→ What you have to do
Keep the images out and set the listing below down word for word.
"""
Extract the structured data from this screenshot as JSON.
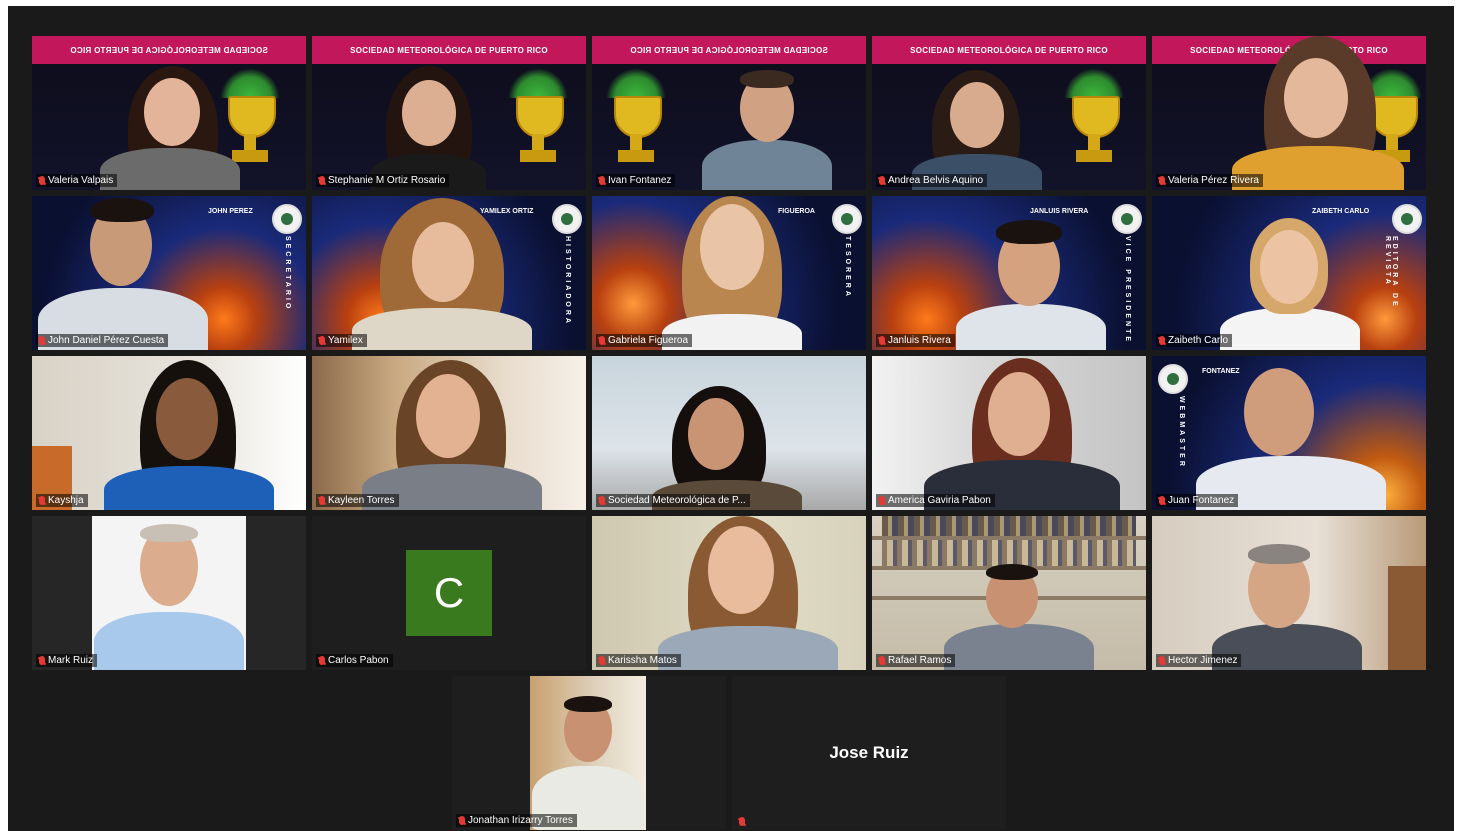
{
  "meeting": {
    "banner_text": "Sociedad Meteorológica de Puerto Rico",
    "banner_text_mirrored": "Sociedad Meteorológica de Puerto Rico",
    "participants": [
      {
        "name": "Valeria Valpais"
      },
      {
        "name": "Stephanie M Ortiz Rosario"
      },
      {
        "name": "Ivan Fontanez"
      },
      {
        "name": "Andrea Belvis Aquino"
      },
      {
        "name": "Valeria Pérez Rivera"
      },
      {
        "name": "John Daniel Pérez Cuesta",
        "role_badge": "JOHN PEREZ",
        "role_vertical": "SECRETARIO"
      },
      {
        "name": "Yamilex",
        "role_badge": "YAMILEX ORTIZ",
        "role_vertical": "HISTORIADORA"
      },
      {
        "name": "Gabriela Figueroa",
        "role_badge": "FIGUEROA",
        "role_vertical": "TESORERA"
      },
      {
        "name": "Janluis Rivera",
        "role_badge": "JANLUIS RIVERA",
        "role_vertical": "VICE PRESIDENTE"
      },
      {
        "name": "Zaibeth Carlo",
        "role_badge": "ZAIBETH CARLO",
        "role_vertical": "EDITORA DE REVISTA"
      },
      {
        "name": "Kayshja"
      },
      {
        "name": "Kayleen Torres"
      },
      {
        "name": "Sociedad Meteorológica de P..."
      },
      {
        "name": "America Gaviria Pabon"
      },
      {
        "name": "Juan Fontanez",
        "role_badge": "FONTANEZ",
        "role_vertical": "WEBMASTER"
      },
      {
        "name": "Mark Ruiz"
      },
      {
        "name": "Carlos Pabon",
        "avatar_initial": "C"
      },
      {
        "name": "Karissha Matos"
      },
      {
        "name": "Rafael Ramos"
      },
      {
        "name": "Hector Jimenez"
      },
      {
        "name": "Jonathan Irizarry Torres"
      },
      {
        "name": "",
        "display_name": "Jose Ruiz"
      }
    ]
  },
  "colors": {
    "banner": "#c2185b",
    "avatar_green": "#3a7a1e",
    "active_speaker": "#c8d23a",
    "mic_muted": "#e53935",
    "background": "#1a1a1a"
  },
  "icons": [
    "microphone-muted-icon",
    "society-logo-icon",
    "trophy-icon"
  ]
}
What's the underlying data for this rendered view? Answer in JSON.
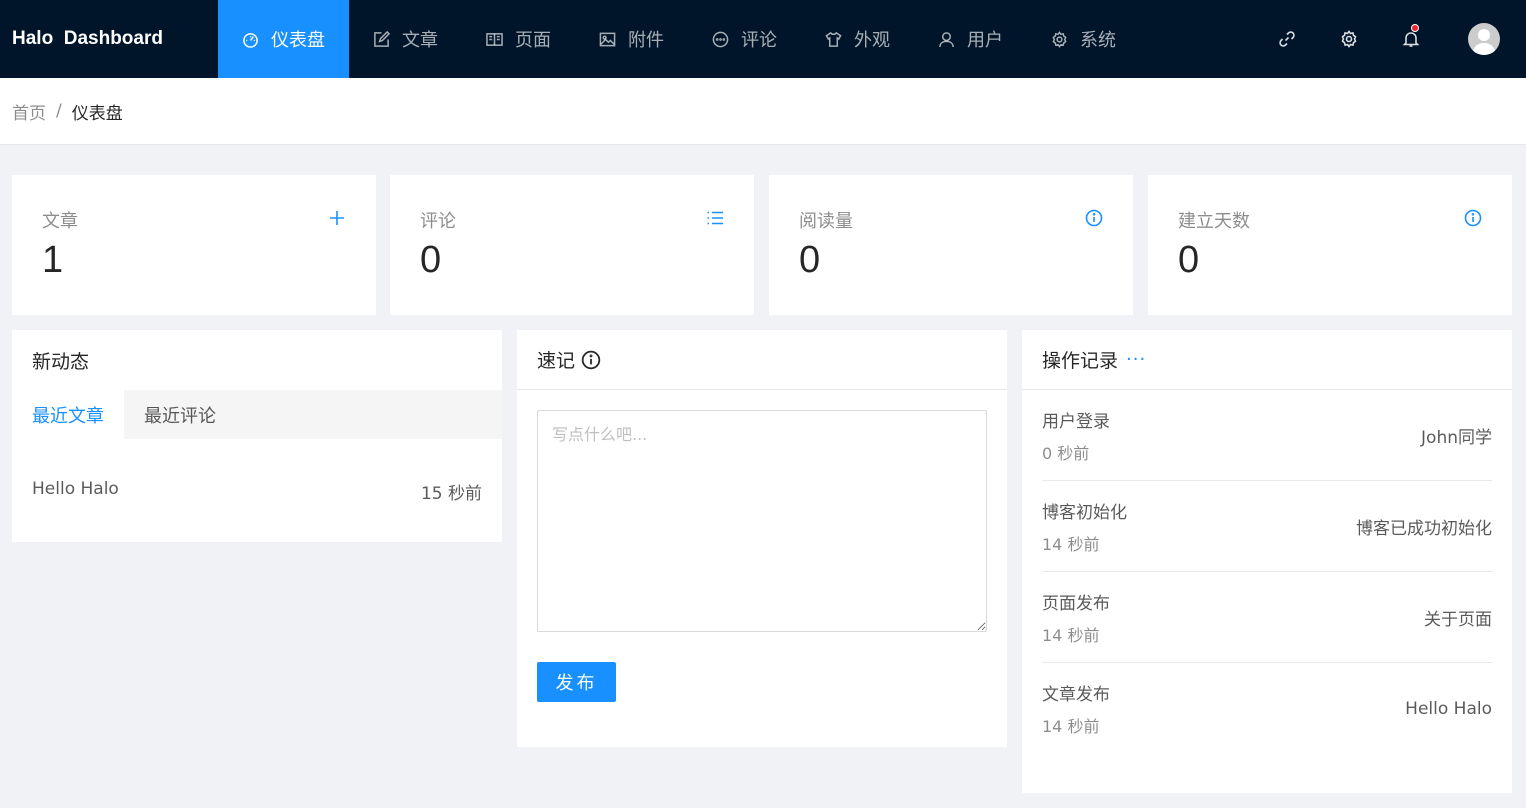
{
  "app": {
    "logo": "Halo  Dashboard"
  },
  "nav": {
    "items": [
      {
        "label": "仪表盘",
        "icon": "dashboard-icon",
        "active": true
      },
      {
        "label": "文章",
        "icon": "edit-icon"
      },
      {
        "label": "页面",
        "icon": "book-icon"
      },
      {
        "label": "附件",
        "icon": "picture-icon"
      },
      {
        "label": "评论",
        "icon": "message-icon"
      },
      {
        "label": "外观",
        "icon": "skin-icon"
      },
      {
        "label": "用户",
        "icon": "user-icon"
      },
      {
        "label": "系统",
        "icon": "setting-icon"
      }
    ]
  },
  "breadcrumb": {
    "home": "首页",
    "separator": "/",
    "current": "仪表盘"
  },
  "stats": [
    {
      "title": "文章",
      "value": "1",
      "icon": "plus-icon"
    },
    {
      "title": "评论",
      "value": "0",
      "icon": "list-icon"
    },
    {
      "title": "阅读量",
      "value": "0",
      "icon": "info-icon"
    },
    {
      "title": "建立天数",
      "value": "0",
      "icon": "info-icon"
    }
  ],
  "activity": {
    "title": "新动态",
    "tabs": [
      "最近文章",
      "最近评论"
    ],
    "posts": [
      {
        "title": "Hello Halo",
        "time": "15 秒前"
      }
    ]
  },
  "memo": {
    "title": "速记",
    "placeholder": "写点什么吧...",
    "publish": "发布"
  },
  "logs": {
    "title": "操作记录",
    "more": "···",
    "items": [
      {
        "title": "用户登录",
        "time": "0 秒前",
        "content": "John同学"
      },
      {
        "title": "博客初始化",
        "time": "14 秒前",
        "content": "博客已成功初始化"
      },
      {
        "title": "页面发布",
        "time": "14 秒前",
        "content": "关于页面"
      },
      {
        "title": "文章发布",
        "time": "14 秒前",
        "content": "Hello Halo"
      }
    ]
  },
  "colors": {
    "primary": "#1890ff",
    "header": "#001529",
    "background": "#f0f2f5"
  }
}
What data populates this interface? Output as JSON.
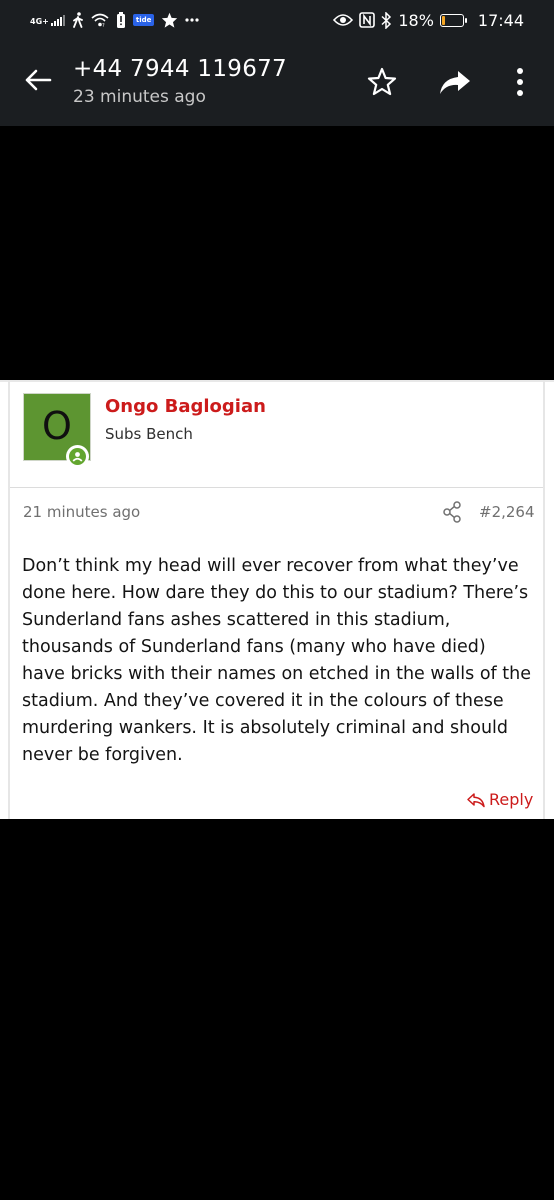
{
  "status_bar": {
    "network": "4G+",
    "battery_percent": "18%",
    "battery_level": 0.18,
    "time": "17:44",
    "tide_badge": "tide",
    "icons": [
      "signal-icon",
      "walking-icon",
      "wifi-icon",
      "battery-alert-icon",
      "tide-icon",
      "star-icon",
      "dots-icon",
      "eye-icon",
      "nfc-icon",
      "bluetooth-icon"
    ]
  },
  "app_bar": {
    "title": "+44 7944 119677",
    "subtitle": "23 minutes ago"
  },
  "post": {
    "avatar_letter": "O",
    "avatar_color": "#5d9531",
    "username": "Ongo Baglogian",
    "user_title": "Subs Bench",
    "date": "21 minutes ago",
    "post_number": "#2,264",
    "body": "Don’t think my head will ever recover from what they’ve done here. How dare they do this to our stadium? There’s Sunderland fans ashes scattered in this stadium, thousands of Sunderland fans (many who have died) have bricks with their names on etched in the walls of the stadium. And they’ve covered it in the colours of these murdering wankers. It is absolutely criminal and should never be forgiven.",
    "reply_label": "Reply",
    "accent_color": "#cc1b1b"
  }
}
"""
→ Solution to the problem
Extract the structured data from this screenshot as JSON.
{
  "meeting": {
    "banner_text": "Sociedad Meteorológica de Puerto Rico",
    "banner_text_mirrored": "Sociedad Meteorológica de Puerto Rico",
    "participants": [
      {
        "name": "Valeria Valpais"
      },
      {
        "name": "Stephanie M Ortiz Rosario"
      },
      {
        "name": "Ivan Fontanez"
      },
      {
        "name": "Andrea Belvis Aquino"
      },
      {
        "name": "Valeria Pérez Rivera"
      },
      {
        "name": "John Daniel Pérez Cuesta",
        "role_badge": "JOHN PEREZ",
        "role_vertical": "SECRETARIO"
      },
      {
        "name": "Yamilex",
        "role_badge": "YAMILEX ORTIZ",
        "role_vertical": "HISTORIADORA"
      },
      {
        "name": "Gabriela Figueroa",
        "role_badge": "FIGUEROA",
        "role_vertical": "TESORERA"
      },
      {
        "name": "Janluis Rivera",
        "role_badge": "JANLUIS RIVERA",
        "role_vertical": "VICE PRESIDENTE"
      },
      {
        "name": "Zaibeth Carlo",
        "role_badge": "ZAIBETH CARLO",
        "role_vertical": "EDITORA DE REVISTA"
      },
      {
        "name": "Kayshja"
      },
      {
        "name": "Kayleen Torres"
      },
      {
        "name": "Sociedad Meteorológica de P..."
      },
      {
        "name": "America Gaviria Pabon"
      },
      {
        "name": "Juan Fontanez",
        "role_badge": "FONTANEZ",
        "role_vertical": "WEBMASTER"
      },
      {
        "name": "Mark Ruiz"
      },
      {
        "name": "Carlos Pabon",
        "avatar_initial": "C"
      },
      {
        "name": "Karissha Matos"
      },
      {
        "name": "Rafael Ramos"
      },
      {
        "name": "Hector Jimenez"
      },
      {
        "name": "Jonathan Irizarry Torres"
      },
      {
        "name": "",
        "display_name": "Jose Ruiz"
      }
    ]
  },
  "colors": {
    "banner": "#c2185b",
    "avatar_green": "#3a7a1e",
    "active_speaker": "#c8d23a",
    "mic_muted": "#e53935",
    "background": "#1a1a1a"
  },
  "icons": [
    "microphone-muted-icon",
    "society-logo-icon",
    "trophy-icon"
  ]
}
What's the underlying data for this rendered view? Answer in JSON.
{
  "app": {
    "logo": "Halo  Dashboard"
  },
  "nav": {
    "items": [
      {
        "label": "仪表盘",
        "icon": "dashboard-icon",
        "active": true
      },
      {
        "label": "文章",
        "icon": "edit-icon"
      },
      {
        "label": "页面",
        "icon": "book-icon"
      },
      {
        "label": "附件",
        "icon": "picture-icon"
      },
      {
        "label": "评论",
        "icon": "message-icon"
      },
      {
        "label": "外观",
        "icon": "skin-icon"
      },
      {
        "label": "用户",
        "icon": "user-icon"
      },
      {
        "label": "系统",
        "icon": "setting-icon"
      }
    ]
  },
  "breadcrumb": {
    "home": "首页",
    "separator": "/",
    "current": "仪表盘"
  },
  "stats": [
    {
      "title": "文章",
      "value": "1",
      "icon": "plus-icon"
    },
    {
      "title": "评论",
      "value": "0",
      "icon": "list-icon"
    },
    {
      "title": "阅读量",
      "value": "0",
      "icon": "info-icon"
    },
    {
      "title": "建立天数",
      "value": "0",
      "icon": "info-icon"
    }
  ],
  "activity": {
    "title": "新动态",
    "tabs": [
      "最近文章",
      "最近评论"
    ],
    "posts": [
      {
        "title": "Hello Halo",
        "time": "15 秒前"
      }
    ]
  },
  "memo": {
    "title": "速记",
    "placeholder": "写点什么吧...",
    "publish": "发布"
  },
  "logs": {
    "title": "操作记录",
    "more": "···",
    "items": [
      {
        "title": "用户登录",
        "time": "0 秒前",
        "content": "John同学"
      },
      {
        "title": "博客初始化",
        "time": "14 秒前",
        "content": "博客已成功初始化"
      },
      {
        "title": "页面发布",
        "time": "14 秒前",
        "content": "关于页面"
      },
      {
        "title": "文章发布",
        "time": "14 秒前",
        "content": "Hello Halo"
      }
    ]
  },
  "colors": {
    "primary": "#1890ff",
    "header": "#001529",
    "background": "#f0f2f5"
  }
}
What data populates this interface? Output as JSON.
{
  "status_bar": {
    "network": "4G+",
    "battery_percent": "18%",
    "battery_level": 0.18,
    "time": "17:44",
    "tide_badge": "tide",
    "icons": [
      "signal-icon",
      "walking-icon",
      "wifi-icon",
      "battery-alert-icon",
      "tide-icon",
      "star-icon",
      "dots-icon",
      "eye-icon",
      "nfc-icon",
      "bluetooth-icon"
    ]
  },
  "app_bar": {
    "title": "+44 7944 119677",
    "subtitle": "23 minutes ago"
  },
  "post": {
    "avatar_letter": "O",
    "avatar_color": "#5d9531",
    "username": "Ongo Baglogian",
    "user_title": "Subs Bench",
    "date": "21 minutes ago",
    "post_number": "#2,264",
    "body": "Don’t think my head will ever recover from what they’ve done here. How dare they do this to our stadium? There’s Sunderland fans ashes scattered in this stadium, thousands of Sunderland fans (many who have died) have bricks with their names on etched in the walls of the stadium. And they’ve covered it in the colours of these murdering wankers. It is absolutely criminal and should never be forgiven.",
    "reply_label": "Reply",
    "accent_color": "#cc1b1b"
  }
}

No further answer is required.